RECORDS TO PROCESS:

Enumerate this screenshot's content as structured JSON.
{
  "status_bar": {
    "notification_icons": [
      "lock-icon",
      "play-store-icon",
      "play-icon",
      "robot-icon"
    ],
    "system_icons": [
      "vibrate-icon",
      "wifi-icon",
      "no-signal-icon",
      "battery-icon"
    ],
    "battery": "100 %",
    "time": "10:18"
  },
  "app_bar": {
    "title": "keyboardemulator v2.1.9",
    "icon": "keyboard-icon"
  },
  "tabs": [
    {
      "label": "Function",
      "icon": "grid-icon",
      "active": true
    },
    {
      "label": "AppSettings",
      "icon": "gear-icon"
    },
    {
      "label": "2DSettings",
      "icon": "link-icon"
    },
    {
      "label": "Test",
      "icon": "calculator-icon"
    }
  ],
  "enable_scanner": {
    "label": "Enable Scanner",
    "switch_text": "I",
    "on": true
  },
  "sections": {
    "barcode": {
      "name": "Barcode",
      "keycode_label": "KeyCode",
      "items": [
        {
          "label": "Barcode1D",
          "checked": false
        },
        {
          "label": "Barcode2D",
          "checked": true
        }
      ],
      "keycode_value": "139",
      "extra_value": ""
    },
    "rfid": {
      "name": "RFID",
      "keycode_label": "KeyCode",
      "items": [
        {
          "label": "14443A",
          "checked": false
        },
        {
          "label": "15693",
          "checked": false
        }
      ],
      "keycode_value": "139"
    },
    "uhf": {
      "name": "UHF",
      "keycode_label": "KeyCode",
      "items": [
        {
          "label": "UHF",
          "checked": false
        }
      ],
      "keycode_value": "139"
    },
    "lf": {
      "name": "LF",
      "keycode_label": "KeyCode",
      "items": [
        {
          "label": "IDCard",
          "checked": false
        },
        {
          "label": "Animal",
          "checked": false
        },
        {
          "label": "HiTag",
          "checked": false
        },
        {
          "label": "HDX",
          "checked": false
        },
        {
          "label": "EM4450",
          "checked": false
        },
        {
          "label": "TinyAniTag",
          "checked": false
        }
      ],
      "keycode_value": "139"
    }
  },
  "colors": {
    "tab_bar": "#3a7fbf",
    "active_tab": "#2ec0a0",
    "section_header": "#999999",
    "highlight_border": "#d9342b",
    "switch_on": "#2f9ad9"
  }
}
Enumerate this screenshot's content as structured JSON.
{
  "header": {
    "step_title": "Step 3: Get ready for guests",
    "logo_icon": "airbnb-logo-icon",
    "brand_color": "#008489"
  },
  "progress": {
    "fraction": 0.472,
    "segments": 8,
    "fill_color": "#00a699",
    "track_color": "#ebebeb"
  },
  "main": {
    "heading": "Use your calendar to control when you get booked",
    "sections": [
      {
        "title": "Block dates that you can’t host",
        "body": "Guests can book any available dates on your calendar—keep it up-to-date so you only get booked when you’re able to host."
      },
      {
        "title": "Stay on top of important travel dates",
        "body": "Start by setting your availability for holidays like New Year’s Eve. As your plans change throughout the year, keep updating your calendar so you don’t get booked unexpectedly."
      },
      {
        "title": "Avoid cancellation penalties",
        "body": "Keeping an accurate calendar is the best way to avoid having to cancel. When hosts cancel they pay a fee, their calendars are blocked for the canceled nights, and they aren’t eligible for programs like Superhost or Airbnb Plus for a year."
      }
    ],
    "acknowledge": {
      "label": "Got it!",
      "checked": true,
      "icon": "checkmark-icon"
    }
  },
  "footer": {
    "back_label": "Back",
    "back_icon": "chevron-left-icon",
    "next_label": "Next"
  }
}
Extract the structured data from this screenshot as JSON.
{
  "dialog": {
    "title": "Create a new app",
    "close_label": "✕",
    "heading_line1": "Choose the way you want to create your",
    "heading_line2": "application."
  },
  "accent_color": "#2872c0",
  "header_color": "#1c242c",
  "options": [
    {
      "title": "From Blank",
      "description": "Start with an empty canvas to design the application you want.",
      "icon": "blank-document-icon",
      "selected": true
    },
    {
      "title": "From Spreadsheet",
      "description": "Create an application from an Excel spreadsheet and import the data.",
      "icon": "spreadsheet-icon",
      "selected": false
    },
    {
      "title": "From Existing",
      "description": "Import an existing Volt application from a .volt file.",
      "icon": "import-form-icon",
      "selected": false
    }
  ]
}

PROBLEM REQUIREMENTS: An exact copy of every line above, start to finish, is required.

ANSWER:
Enumerate this screenshot's content as structured JSON.
{
  "status_bar": {
    "notification_icons": [
      "lock-icon",
      "play-store-icon",
      "play-icon",
      "robot-icon"
    ],
    "system_icons": [
      "vibrate-icon",
      "wifi-icon",
      "no-signal-icon",
      "battery-icon"
    ],
    "battery": "100 %",
    "time": "10:18"
  },
  "app_bar": {
    "title": "keyboardemulator v2.1.9",
    "icon": "keyboard-icon"
  },
  "tabs": [
    {
      "label": "Function",
      "icon": "grid-icon",
      "active": true
    },
    {
      "label": "AppSettings",
      "icon": "gear-icon"
    },
    {
      "label": "2DSettings",
      "icon": "link-icon"
    },
    {
      "label": "Test",
      "icon": "calculator-icon"
    }
  ],
  "enable_scanner": {
    "label": "Enable Scanner",
    "switch_text": "I",
    "on": true
  },
  "sections": {
    "barcode": {
      "name": "Barcode",
      "keycode_label": "KeyCode",
      "items": [
        {
          "label": "Barcode1D",
          "checked": false
        },
        {
          "label": "Barcode2D",
          "checked": true
        }
      ],
      "keycode_value": "139",
      "extra_value": ""
    },
    "rfid": {
      "name": "RFID",
      "keycode_label": "KeyCode",
      "items": [
        {
          "label": "14443A",
          "checked": false
        },
        {
          "label": "15693",
          "checked": false
        }
      ],
      "keycode_value": "139"
    },
    "uhf": {
      "name": "UHF",
      "keycode_label": "KeyCode",
      "items": [
        {
          "label": "UHF",
          "checked": false
        }
      ],
      "keycode_value": "139"
    },
    "lf": {
      "name": "LF",
      "keycode_label": "KeyCode",
      "items": [
        {
          "label": "IDCard",
          "checked": false
        },
        {
          "label": "Animal",
          "checked": false
        },
        {
          "label": "HiTag",
          "checked": false
        },
        {
          "label": "HDX",
          "checked": false
        },
        {
          "label": "EM4450",
          "checked": false
        },
        {
          "label": "TinyAniTag",
          "checked": false
        }
      ],
      "keycode_value": "139"
    }
  },
  "colors": {
    "tab_bar": "#3a7fbf",
    "active_tab": "#2ec0a0",
    "section_header": "#999999",
    "highlight_border": "#d9342b",
    "switch_on": "#2f9ad9"
  }
}
Enumerate this screenshot's content as structured JSON.
{
  "header": {
    "step_title": "Step 3: Get ready for guests",
    "logo_icon": "airbnb-logo-icon",
    "brand_color": "#008489"
  },
  "progress": {
    "fraction": 0.472,
    "segments": 8,
    "fill_color": "#00a699",
    "track_color": "#ebebeb"
  },
  "main": {
    "heading": "Use your calendar to control when you get booked",
    "sections": [
      {
        "title": "Block dates that you can’t host",
        "body": "Guests can book any available dates on your calendar—keep it up-to-date so you only get booked when you’re able to host."
      },
      {
        "title": "Stay on top of important travel dates",
        "body": "Start by setting your availability for holidays like New Year’s Eve. As your plans change throughout the year, keep updating your calendar so you don’t get booked unexpectedly."
      },
      {
        "title": "Avoid cancellation penalties",
        "body": "Keeping an accurate calendar is the best way to avoid having to cancel. When hosts cancel they pay a fee, their calendars are blocked for the canceled nights, and they aren’t eligible for programs like Superhost or Airbnb Plus for a year."
      }
    ],
    "acknowledge": {
      "label": "Got it!",
      "checked": true,
      "icon": "checkmark-icon"
    }
  },
  "footer": {
    "back_label": "Back",
    "back_icon": "chevron-left-icon",
    "next_label": "Next"
  }
}
Extract the structured data from this screenshot as JSON.
{
  "dialog": {
    "title": "Create a new app",
    "close_label": "✕",
    "heading_line1": "Choose the way you want to create your",
    "heading_line2": "application."
  },
  "accent_color": "#2872c0",
  "header_color": "#1c242c",
  "options": [
    {
      "title": "From Blank",
      "description": "Start with an empty canvas to design the application you want.",
      "icon": "blank-document-icon",
      "selected": true
    },
    {
      "title": "From Spreadsheet",
      "description": "Create an application from an Excel spreadsheet and import the data.",
      "icon": "spreadsheet-icon",
      "selected": false
    },
    {
      "title": "From Existing",
      "description": "Import an existing Volt application from a .volt file.",
      "icon": "import-form-icon",
      "selected": false
    }
  ]
}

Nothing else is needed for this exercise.